A degree-one normal map (f,b) \colon M \to X is normally cobordant to a homotopy equivalence if and only if the image \theta (f,b)=0 in L_n (\mathbb{Z} [\pi_1 (X)]).

Sketch of the definition[edit]

The surgery obstruction of a degree-one normal map has a relatively complicated definition.
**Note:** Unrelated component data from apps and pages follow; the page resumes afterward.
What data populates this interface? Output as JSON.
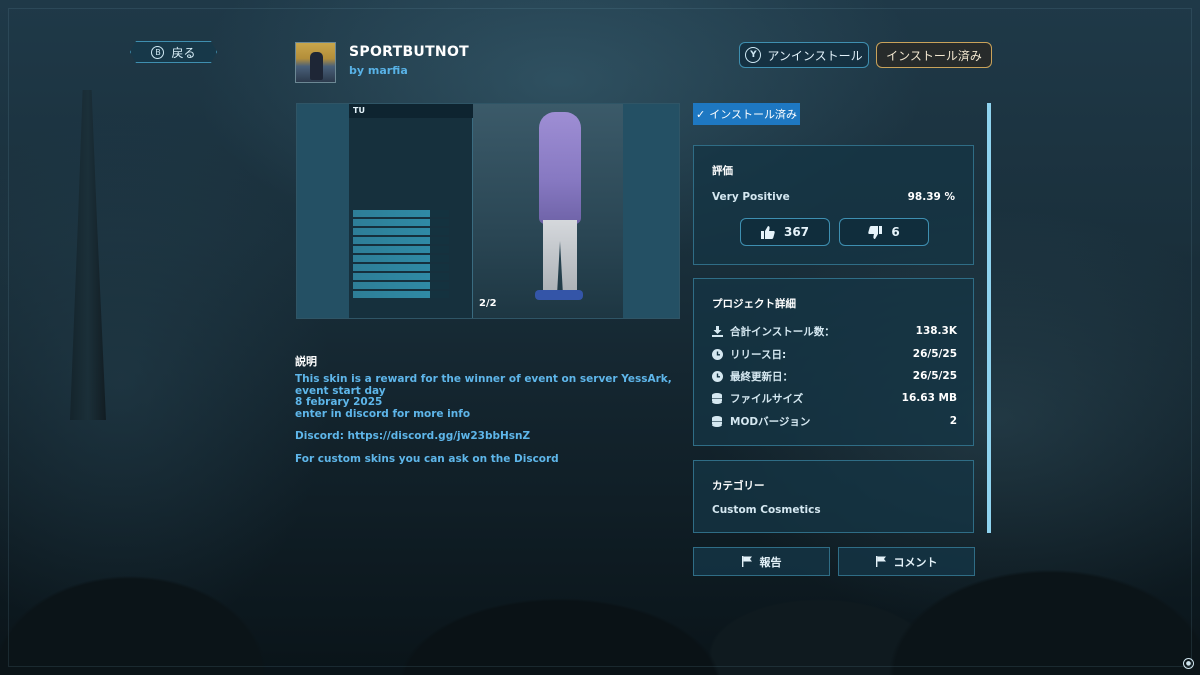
{
  "header": {
    "back_button": {
      "glyph": "B",
      "label": "戻る"
    },
    "mod": {
      "title": "SPORTBUTNOT",
      "author": "by marfia"
    },
    "uninstall_button": {
      "glyph": "Y",
      "label": "アンインストール"
    },
    "installed_button": {
      "label": "インストール済み"
    }
  },
  "preview": {
    "tab_label": "TU",
    "counter": "2/2"
  },
  "description": {
    "heading": "説明",
    "line1": "This skin is a reward for the winner of event on server YessArk, event start day\n8 febrary 2025\nenter in discord for more info",
    "line2": "Discord: https://discord.gg/jw23bbHsnZ",
    "line3": "For custom skins you can ask on the Discord"
  },
  "status_tag": {
    "check": "✓",
    "label": "インストール済み"
  },
  "rating": {
    "title": "評価",
    "label": "Very Positive",
    "percent": "98.39 %",
    "upvotes": "367",
    "downvotes": "6"
  },
  "details": {
    "title": "プロジェクト詳細",
    "rows": [
      {
        "icon": "download-icon",
        "label": "合計インストール数：",
        "value": "138.3K"
      },
      {
        "icon": "clock-icon",
        "label": "リリース日:",
        "value": "26/5/25"
      },
      {
        "icon": "clock-icon",
        "label": "最終更新日：",
        "value": "26/5/25"
      },
      {
        "icon": "database-icon",
        "label": "ファイルサイズ",
        "value": "16.63 MB"
      },
      {
        "icon": "database-icon",
        "label": "MODバージョン",
        "value": "2"
      }
    ]
  },
  "category": {
    "title": "カテゴリー",
    "value": "Custom Cosmetics"
  },
  "actions": {
    "report": "報告",
    "comment": "コメント"
  },
  "colors": {
    "accent_blue": "#1e78c2",
    "link_blue": "#5eb6ea",
    "installed_gold": "#c9a25a",
    "panel_border": "#2f6d86"
  }
}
Consider a degree-one normal map (f,b) \colon M \to X. The idea in deciding the question whether it is normally cobordant to a homotopy equivalence is to try to systematically improve (f,b) so that the map f becomes m-connected (that means the homotopy groups \pi_* (f)=0 for * \leq m) for high m. It is a consequence of Poincaré duality that if we can achieve this for m > \lfloor n/2 \rfloor then the map f already is a homotopy equivalence. The word systematically above refers to the fact that one tries to do surgeries on M to kill elements of \pi_i (f). In fact it is more convenient to use homology of the universal covers to observe how connected the map f is. More precisely, one works with the surgery kernels K_i (\tilde M) : = \mathrm{ker} \{f_* \colon H_i (\tilde M) \rightarrow H_i (\tilde X)\} which one views as \mathbb{Z}[\pi_1 (X)]-modules. If all these vanish, then the map f is a homotopy equivalence. As a consequence of Poincaré duality on M and X there is a \mathbb{Z}[\pi_1 (X)]-modules Poincaré duality K^{n-i} (\tilde M) \cong K_i (\tilde M), so one only has to watch half of them, that means those for which i \leq \lfloor n/2 \rfloor.
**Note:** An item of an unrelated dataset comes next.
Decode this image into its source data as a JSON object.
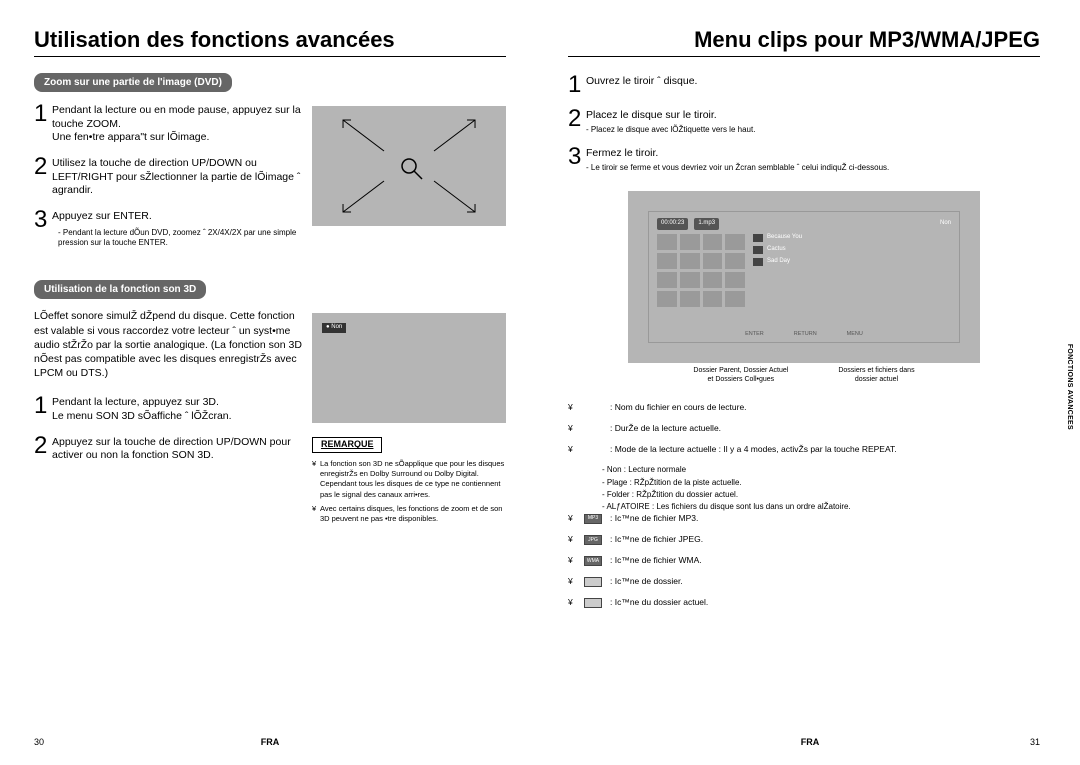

Any degree-one normal map can be made \lfloor n/2 \rfloor-connected by the process called surgery below the middle dimension. This is the process of killing elements of K_i (\tilde M) for i < \lfloor n/2 \rfloor described here when we have p+q = n such that i = p < \lfloor n/2 \rfloor. After this is done there are two cases.

1. If n=2k then the only nontrivial homology group is the kernel K_k (\tilde M) : = \mathrm{ker} \{f_* \colon H_k (\tilde M) \rightarrow H_k (\tilde X)\}. It turns out that the cup-product pairings on M and X induce a cup-product pairing on K_k(\tilde M). This defines a symmetric bilinear form in case k=2l and a skew-symmetric bilinear form in case k=2l+1. It turns out that these forms can be refined to \varepsilon-quadratic forms, where \varepsilon = (-1)^k. These \varepsilon-quadratic forms define elements in the L-groups L_n (\pi_1 (X)).

2. If n=2k+1 the definition is more complicated. Instead of a quadratic form one obtains from the geometry a quadratic formation, which is a kind of automorphism of quadratic forms. Such a thing defines an element in the odd-dimensional L-group L_n (\pi_1 (X)).

If the element \theta (f,b) is zero in the L-group surgery can be done on M to modify f to a homotopy equivalence.

Geometrically the reason why this is not always possible is that performing surgery in the middle dimension to kill an element in K_k (\tilde M) possibly creates an element in K_{k-1} (\tilde M) when n = 2k or in K_{k} (\tilde M) when n=2k+1. So this possibly destroys what has already been achieved. However, if \theta (f,b) is zero, surgeries can be arranged in such a way that this does not happen.


In the simply connected case the following happens.

If n = 2k+1 there is no obstruction.

If n = 4l then the surgery obstruction can be calculated as the difference of the signatures of M and X.

If n = 4l+2 then the surgery obstruction is the Arf-invariant of the associated kernel quadratic form over \mathbb{Z}_2.